One of the theories behind the proliferation of liberalized early voting is that it will reduce the risk of overwhelmed voting systems on Election Day itself. But this year early voting is being plagued by inadequate numbers of voting places and poll workers, long lines, and system breakdowns. Here’s a disturbing assessment from Evan Perez in yesterday’s Wall Street Journal:
Millions of voters are braving long lines, delays of two to four hours and sometimes confusing rules to cast their ballots ahead of Tuesday’s election….
At polling stations near Miami, residents have endured waits up to four hours in relatively cold 50-degree weather. Florida and North Carolina have extended polling hours to accommodate large crowds. In Georgia, officials report that more than a quarter of all voters have already cast ballots, despite scattered voting-machine malfunctions that at one station kept people waiting in line until after midnight.
As J.P. Green noted here a few days ago, much of this situation is attributable to Republican-administered election systems, and is disporportionately affecting minority voters. And even if it’s not directly attributable to conscious voter suppression, the only alternative explanation is incompetence born of indifference, or of cynical assumptions about the civic engagment of minority citizens.
It’s also a situation that begs for a national solution, if not this year, then as soon as is possible. In a Washington Post op-ed last week, Christopher Edley Jr. made a simple but elegant case for action:
In 2001, former presidents Jimmy Carter and Gerald Ford led a commission, of which I was a member, to dissect the previous year’s voting fiasco in Florida.
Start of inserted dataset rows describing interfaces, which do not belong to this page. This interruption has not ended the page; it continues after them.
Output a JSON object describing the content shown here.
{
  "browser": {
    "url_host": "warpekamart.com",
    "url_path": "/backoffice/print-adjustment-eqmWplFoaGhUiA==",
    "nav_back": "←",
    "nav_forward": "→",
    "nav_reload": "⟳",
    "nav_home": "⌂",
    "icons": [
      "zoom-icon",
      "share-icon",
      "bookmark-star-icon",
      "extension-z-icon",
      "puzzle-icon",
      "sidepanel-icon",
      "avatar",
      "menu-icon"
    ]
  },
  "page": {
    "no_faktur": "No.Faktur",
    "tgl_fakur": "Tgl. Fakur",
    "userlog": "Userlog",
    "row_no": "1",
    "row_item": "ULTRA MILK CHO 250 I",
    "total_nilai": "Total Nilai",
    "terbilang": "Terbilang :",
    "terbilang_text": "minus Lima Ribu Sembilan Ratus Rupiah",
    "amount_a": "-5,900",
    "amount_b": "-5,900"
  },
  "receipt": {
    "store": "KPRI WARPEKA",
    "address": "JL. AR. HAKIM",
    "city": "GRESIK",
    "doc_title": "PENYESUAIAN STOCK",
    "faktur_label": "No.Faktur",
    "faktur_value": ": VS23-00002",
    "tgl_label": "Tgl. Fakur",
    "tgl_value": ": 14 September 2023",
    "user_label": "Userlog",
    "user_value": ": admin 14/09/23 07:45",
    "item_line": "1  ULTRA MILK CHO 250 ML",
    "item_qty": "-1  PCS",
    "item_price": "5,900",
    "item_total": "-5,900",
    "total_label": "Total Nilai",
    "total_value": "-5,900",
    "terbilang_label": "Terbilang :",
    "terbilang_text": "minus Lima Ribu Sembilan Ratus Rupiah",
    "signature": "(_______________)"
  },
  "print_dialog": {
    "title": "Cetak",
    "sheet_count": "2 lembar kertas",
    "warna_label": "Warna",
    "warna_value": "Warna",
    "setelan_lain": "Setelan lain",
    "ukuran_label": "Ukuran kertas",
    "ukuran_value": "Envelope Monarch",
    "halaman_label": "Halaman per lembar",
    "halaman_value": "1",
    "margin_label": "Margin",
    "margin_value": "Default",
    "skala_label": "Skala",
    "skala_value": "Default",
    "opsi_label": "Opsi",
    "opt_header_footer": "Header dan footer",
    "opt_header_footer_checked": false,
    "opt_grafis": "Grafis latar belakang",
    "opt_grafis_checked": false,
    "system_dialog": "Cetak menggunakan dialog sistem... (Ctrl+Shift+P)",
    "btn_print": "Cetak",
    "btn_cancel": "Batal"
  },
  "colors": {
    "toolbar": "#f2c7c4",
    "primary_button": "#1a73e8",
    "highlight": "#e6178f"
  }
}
Many of our recommendations found their way into the Help America Vote Act of 2002. Disappointingly, Congress failed to create an explicit and easily enforceable prohibition against grossly disproportionate resource allocations between polling places in the same state or even the same county — the level of government at which, preposterously, we typically finance and administer elections. This localism means that the infrastructure of democracy vies for resources with potholes, parks, sheriffs and firefighting. It also means that locally powerful communities get better service on something that — above all else — is supposed to be scrupulously equal in this country.
Even without a new statute, there are enough plausible legal theories on this to boggle the mind. Voting is a fundamental right, but as I saw on the Carter-Ford commission and again as a member of the U.S. Civil Rights Commission, Election Day resource disparities have enormously different racial and class impacts that are based on the dynamics of power and poverty. In election cycle after cycle, registrars act surprised when problems crop up disproportionately in poor neighborhoods. If there isn’t enough money to run decent elections everywhere, Americans should share the pain equally.
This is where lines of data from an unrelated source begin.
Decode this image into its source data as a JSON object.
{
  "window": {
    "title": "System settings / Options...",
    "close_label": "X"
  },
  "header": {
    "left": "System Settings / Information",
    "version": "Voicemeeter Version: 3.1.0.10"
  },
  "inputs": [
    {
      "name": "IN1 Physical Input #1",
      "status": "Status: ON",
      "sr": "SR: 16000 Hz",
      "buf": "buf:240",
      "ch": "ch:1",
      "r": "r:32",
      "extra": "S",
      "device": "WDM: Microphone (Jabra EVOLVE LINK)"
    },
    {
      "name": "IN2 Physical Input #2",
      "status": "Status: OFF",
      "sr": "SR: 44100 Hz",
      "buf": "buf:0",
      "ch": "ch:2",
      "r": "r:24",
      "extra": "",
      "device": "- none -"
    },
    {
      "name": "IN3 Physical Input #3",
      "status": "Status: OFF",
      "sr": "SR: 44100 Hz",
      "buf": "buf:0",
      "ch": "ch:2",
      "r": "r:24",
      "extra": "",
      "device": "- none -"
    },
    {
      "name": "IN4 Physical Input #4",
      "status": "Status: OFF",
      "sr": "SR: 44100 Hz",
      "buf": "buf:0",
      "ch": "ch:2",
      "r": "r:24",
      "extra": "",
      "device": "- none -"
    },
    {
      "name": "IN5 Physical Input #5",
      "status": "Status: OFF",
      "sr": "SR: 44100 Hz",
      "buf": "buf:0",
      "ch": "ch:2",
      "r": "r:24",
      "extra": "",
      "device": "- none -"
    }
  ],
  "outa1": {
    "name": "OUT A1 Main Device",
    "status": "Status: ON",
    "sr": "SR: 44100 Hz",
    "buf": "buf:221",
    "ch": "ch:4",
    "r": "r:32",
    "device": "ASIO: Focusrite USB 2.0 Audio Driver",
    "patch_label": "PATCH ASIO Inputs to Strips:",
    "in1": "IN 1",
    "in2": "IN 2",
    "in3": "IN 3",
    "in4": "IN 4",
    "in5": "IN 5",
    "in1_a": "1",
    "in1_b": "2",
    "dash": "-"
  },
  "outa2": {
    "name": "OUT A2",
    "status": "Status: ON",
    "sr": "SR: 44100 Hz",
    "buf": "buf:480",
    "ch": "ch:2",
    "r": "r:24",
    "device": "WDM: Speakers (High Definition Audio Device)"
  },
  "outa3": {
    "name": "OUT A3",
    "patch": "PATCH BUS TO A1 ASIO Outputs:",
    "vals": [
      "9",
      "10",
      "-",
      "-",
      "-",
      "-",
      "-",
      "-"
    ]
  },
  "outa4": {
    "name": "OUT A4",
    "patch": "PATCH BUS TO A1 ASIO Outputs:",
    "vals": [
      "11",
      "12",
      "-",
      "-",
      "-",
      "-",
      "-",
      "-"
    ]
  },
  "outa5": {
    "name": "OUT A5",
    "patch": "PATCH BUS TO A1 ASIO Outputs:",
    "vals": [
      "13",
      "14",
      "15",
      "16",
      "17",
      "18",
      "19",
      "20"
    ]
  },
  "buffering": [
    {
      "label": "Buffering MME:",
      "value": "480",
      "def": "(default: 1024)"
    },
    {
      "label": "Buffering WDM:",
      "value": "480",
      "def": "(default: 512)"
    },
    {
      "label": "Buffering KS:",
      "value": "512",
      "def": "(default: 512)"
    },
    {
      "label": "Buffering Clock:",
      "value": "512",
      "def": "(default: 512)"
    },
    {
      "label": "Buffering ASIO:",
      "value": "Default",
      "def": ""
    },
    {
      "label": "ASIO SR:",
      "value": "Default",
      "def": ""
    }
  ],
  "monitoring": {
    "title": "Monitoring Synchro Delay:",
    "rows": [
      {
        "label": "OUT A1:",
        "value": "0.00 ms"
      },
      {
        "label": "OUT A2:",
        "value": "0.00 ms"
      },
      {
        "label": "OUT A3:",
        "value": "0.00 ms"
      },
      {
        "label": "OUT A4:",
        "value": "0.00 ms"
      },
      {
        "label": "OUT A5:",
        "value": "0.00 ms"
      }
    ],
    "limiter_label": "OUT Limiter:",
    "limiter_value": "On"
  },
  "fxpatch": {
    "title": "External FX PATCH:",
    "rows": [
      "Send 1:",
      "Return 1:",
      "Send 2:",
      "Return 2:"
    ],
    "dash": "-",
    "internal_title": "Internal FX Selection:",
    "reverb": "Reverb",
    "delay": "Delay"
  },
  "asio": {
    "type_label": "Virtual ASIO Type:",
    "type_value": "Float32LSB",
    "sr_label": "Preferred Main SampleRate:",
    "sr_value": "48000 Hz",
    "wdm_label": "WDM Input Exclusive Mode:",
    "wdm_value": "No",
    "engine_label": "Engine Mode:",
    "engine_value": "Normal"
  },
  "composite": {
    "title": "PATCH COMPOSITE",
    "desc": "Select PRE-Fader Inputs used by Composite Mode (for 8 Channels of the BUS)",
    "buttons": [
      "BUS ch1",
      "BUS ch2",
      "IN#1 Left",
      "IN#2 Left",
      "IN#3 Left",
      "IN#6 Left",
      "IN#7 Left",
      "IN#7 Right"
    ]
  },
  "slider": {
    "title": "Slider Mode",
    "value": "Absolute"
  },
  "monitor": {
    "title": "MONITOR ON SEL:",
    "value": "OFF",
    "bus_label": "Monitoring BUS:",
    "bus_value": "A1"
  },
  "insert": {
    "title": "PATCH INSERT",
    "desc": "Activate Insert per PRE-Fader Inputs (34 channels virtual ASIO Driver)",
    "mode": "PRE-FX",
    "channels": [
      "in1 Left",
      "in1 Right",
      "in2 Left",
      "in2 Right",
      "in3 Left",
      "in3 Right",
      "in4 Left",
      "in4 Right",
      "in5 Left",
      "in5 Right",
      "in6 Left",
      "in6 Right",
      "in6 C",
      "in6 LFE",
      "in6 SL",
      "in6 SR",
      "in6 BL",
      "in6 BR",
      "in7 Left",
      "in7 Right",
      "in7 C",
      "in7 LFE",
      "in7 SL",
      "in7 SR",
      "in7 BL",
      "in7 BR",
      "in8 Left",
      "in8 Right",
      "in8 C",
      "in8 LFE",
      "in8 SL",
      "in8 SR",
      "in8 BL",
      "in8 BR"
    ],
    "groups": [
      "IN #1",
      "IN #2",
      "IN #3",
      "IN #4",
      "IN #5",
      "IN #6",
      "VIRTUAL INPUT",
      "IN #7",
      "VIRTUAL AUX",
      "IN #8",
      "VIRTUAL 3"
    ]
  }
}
We have the equal protection clause of the U.S. Constitution, with a rich history of helpful Supreme Court rulings, including even Bush v. Gore’s solicitude in 2000 for Florida voters being treated differently and arbitrarily in the administration of elections. We have the Voting Rights Act of 1965 and Title VI of the Civil Rights Act of 1964. Individual states have their own constitutional provisions guaranteeing “equal protection” and “due process,” so state attorneys general can and should add pressure.
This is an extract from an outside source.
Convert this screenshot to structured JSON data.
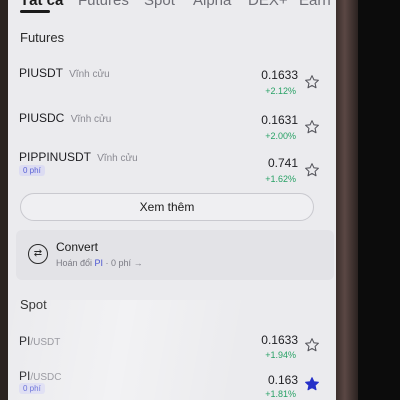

I’m all for lawyering up on Election Day if the absurd and discriminatory inadequacy of voting administration matches what we’ve seen both in the past, and in some of the early voting sites. But without question, if despite the best efforts of the GOP we wind up with a Democratic president and a strongly Democratic Congress next Tuesday, true election reform at the national level finally needs to happen.